PROBLEM REQUIREMENTS: Exact reproduction of every entry is required.
Top of EXERCISE DATA
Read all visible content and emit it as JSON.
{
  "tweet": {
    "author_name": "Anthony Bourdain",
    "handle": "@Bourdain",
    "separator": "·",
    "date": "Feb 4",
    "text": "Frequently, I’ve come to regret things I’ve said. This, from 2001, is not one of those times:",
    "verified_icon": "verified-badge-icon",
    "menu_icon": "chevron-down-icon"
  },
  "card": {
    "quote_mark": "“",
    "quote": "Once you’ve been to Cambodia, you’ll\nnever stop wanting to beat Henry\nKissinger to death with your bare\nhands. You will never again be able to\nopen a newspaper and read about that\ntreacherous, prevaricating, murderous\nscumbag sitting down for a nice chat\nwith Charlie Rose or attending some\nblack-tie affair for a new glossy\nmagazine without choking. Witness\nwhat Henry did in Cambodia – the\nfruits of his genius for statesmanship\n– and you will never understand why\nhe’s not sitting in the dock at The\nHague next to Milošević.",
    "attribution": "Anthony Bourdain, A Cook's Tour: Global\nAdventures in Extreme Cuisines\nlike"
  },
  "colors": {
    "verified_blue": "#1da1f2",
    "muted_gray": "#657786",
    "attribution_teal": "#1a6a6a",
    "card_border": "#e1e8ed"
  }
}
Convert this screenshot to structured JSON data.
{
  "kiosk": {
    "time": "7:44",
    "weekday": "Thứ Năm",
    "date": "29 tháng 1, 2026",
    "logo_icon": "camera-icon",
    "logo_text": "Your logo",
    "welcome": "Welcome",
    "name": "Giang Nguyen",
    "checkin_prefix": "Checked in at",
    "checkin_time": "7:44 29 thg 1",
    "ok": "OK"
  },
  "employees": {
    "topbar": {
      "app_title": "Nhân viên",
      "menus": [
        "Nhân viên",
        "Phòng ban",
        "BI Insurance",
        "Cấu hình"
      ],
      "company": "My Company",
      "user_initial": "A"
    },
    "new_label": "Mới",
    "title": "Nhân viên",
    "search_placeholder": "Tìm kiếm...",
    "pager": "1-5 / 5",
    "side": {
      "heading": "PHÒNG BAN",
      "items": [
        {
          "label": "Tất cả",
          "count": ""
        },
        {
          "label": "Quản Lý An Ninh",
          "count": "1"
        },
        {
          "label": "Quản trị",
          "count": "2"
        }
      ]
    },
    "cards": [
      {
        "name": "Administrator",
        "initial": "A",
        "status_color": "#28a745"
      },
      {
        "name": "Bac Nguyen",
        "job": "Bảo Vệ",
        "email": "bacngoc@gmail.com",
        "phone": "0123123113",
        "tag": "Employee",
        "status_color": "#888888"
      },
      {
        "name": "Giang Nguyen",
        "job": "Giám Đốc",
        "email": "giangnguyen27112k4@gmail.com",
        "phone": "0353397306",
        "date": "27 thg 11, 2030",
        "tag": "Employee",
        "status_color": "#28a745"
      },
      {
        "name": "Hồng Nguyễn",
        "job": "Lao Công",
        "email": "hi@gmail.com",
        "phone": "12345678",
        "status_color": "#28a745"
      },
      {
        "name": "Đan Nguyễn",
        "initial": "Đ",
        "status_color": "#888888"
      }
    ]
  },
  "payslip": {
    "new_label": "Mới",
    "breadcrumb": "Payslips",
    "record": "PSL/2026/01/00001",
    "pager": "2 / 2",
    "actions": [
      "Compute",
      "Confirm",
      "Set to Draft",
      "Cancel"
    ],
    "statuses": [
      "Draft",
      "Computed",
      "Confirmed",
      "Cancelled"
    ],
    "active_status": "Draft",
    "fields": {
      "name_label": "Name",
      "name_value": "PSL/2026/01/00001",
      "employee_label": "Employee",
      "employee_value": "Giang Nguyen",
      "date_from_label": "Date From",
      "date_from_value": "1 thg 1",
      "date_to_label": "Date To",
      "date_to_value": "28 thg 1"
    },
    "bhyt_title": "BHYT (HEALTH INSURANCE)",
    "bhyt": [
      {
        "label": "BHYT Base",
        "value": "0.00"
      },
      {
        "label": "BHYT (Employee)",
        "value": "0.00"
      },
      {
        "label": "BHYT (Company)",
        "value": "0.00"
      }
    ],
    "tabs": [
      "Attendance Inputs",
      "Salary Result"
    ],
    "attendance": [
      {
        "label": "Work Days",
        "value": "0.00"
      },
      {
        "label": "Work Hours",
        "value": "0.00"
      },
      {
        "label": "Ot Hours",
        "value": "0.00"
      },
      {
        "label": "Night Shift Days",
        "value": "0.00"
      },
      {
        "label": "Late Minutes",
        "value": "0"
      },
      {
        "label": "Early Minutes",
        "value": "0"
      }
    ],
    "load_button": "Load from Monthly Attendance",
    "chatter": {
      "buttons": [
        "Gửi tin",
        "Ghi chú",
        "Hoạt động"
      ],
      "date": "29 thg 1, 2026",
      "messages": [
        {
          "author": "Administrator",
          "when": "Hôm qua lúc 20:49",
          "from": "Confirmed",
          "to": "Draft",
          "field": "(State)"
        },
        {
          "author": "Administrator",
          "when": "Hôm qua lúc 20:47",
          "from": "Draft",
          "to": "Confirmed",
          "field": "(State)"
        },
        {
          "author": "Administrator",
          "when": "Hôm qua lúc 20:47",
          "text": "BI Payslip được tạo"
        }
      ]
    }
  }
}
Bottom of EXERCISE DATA
FINAL ANSWER:
Read all visible content and emit it as JSON.
{
  "tweet": {
    "author_name": "Anthony Bourdain",
    "handle": "@Bourdain",
    "separator": "·",
    "date": "Feb 4",
    "text": "Frequently, I’ve come to regret things I’ve said. This, from 2001, is not one of those times:",
    "verified_icon": "verified-badge-icon",
    "menu_icon": "chevron-down-icon"
  },
  "card": {
    "quote_mark": "“",
    "quote": "Once you’ve been to Cambodia, you’ll\nnever stop wanting to beat Henry\nKissinger to death with your bare\nhands. You will never again be able to\nopen a newspaper and read about that\ntreacherous, prevaricating, murderous\nscumbag sitting down for a nice chat\nwith Charlie Rose or attending some\nblack-tie affair for a new glossy\nmagazine without choking. Witness\nwhat Henry did in Cambodia – the\nfruits of his genius for statesmanship\n– and you will never understand why\nhe’s not sitting in the dock at The\nHague next to Milošević.",
    "attribution": "Anthony Bourdain, A Cook's Tour: Global\nAdventures in Extreme Cuisines\nlike"
  },
  "colors": {
    "verified_blue": "#1da1f2",
    "muted_gray": "#657786",
    "attribution_teal": "#1a6a6a",
    "card_border": "#e1e8ed"
  }
}
Convert this screenshot to structured JSON data.
{
  "kiosk": {
    "time": "7:44",
    "weekday": "Thứ Năm",
    "date": "29 tháng 1, 2026",
    "logo_icon": "camera-icon",
    "logo_text": "Your logo",
    "welcome": "Welcome",
    "name": "Giang Nguyen",
    "checkin_prefix": "Checked in at",
    "checkin_time": "7:44 29 thg 1",
    "ok": "OK"
  },
  "employees": {
    "topbar": {
      "app_title": "Nhân viên",
      "menus": [
        "Nhân viên",
        "Phòng ban",
        "BI Insurance",
        "Cấu hình"
      ],
      "company": "My Company",
      "user_initial": "A"
    },
    "new_label": "Mới",
    "title": "Nhân viên",
    "search_placeholder": "Tìm kiếm...",
    "pager": "1-5 / 5",
    "side": {
      "heading": "PHÒNG BAN",
      "items": [
        {
          "label": "Tất cả",
          "count": ""
        },
        {
          "label": "Quản Lý An Ninh",
          "count": "1"
        },
        {
          "label": "Quản trị",
          "count": "2"
        }
      ]
    },
    "cards": [
      {
        "name": "Administrator",
        "initial": "A",
        "status_color": "#28a745"
      },
      {
        "name": "Bac Nguyen",
        "job": "Bảo Vệ",
        "email": "bacngoc@gmail.com",
        "phone": "0123123113",
        "tag": "Employee",
        "status_color": "#888888"
      },
      {
        "name": "Giang Nguyen",
        "job": "Giám Đốc",
        "email": "giangnguyen27112k4@gmail.com",
        "phone": "0353397306",
        "date": "27 thg 11, 2030",
        "tag": "Employee",
        "status_color": "#28a745"
      },
      {
        "name": "Hồng Nguyễn",
        "job": "Lao Công",
        "email": "hi@gmail.com",
        "phone": "12345678",
        "status_color": "#28a745"
      },
      {
        "name": "Đan Nguyễn",
        "initial": "Đ",
        "status_color": "#888888"
      }
    ]
  },
  "payslip": {
    "new_label": "Mới",
    "breadcrumb": "Payslips",
    "record": "PSL/2026/01/00001",
    "pager": "2 / 2",
    "actions": [
      "Compute",
      "Confirm",
      "Set to Draft",
      "Cancel"
    ],
    "statuses": [
      "Draft",
      "Computed",
      "Confirmed",
      "Cancelled"
    ],
    "active_status": "Draft",
    "fields": {
      "name_label": "Name",
      "name_value": "PSL/2026/01/00001",
      "employee_label": "Employee",
      "employee_value": "Giang Nguyen",
      "date_from_label": "Date From",
      "date_from_value": "1 thg 1",
      "date_to_label": "Date To",
      "date_to_value": "28 thg 1"
    },
    "bhyt_title": "BHYT (HEALTH INSURANCE)",
    "bhyt": [
      {
        "label": "BHYT Base",
        "value": "0.00"
      },
      {
        "label": "BHYT (Employee)",
        "value": "0.00"
      },
      {
        "label": "BHYT (Company)",
        "value": "0.00"
      }
    ],
    "tabs": [
      "Attendance Inputs",
      "Salary Result"
    ],
    "attendance": [
      {
        "label": "Work Days",
        "value": "0.00"
      },
      {
        "label": "Work Hours",
        "value": "0.00"
      },
      {
        "label": "Ot Hours",
        "value": "0.00"
      },
      {
        "label": "Night Shift Days",
        "value": "0.00"
      },
      {
        "label": "Late Minutes",
        "value": "0"
      },
      {
        "label": "Early Minutes",
        "value": "0"
      }
    ],
    "load_button": "Load from Monthly Attendance",
    "chatter": {
      "buttons": [
        "Gửi tin",
        "Ghi chú",
        "Hoạt động"
      ],
      "date": "29 thg 1, 2026",
      "messages": [
        {
          "author": "Administrator",
          "when": "Hôm qua lúc 20:49",
          "from": "Confirmed",
          "to": "Draft",
          "field": "(State)"
        },
        {
          "author": "Administrator",
          "when": "Hôm qua lúc 20:47",
          "from": "Draft",
          "to": "Confirmed",
          "field": "(State)"
        },
        {
          "author": "Administrator",
          "when": "Hôm qua lúc 20:47",
          "text": "BI Payslip được tạo"
        }
      ]
    }
  }
}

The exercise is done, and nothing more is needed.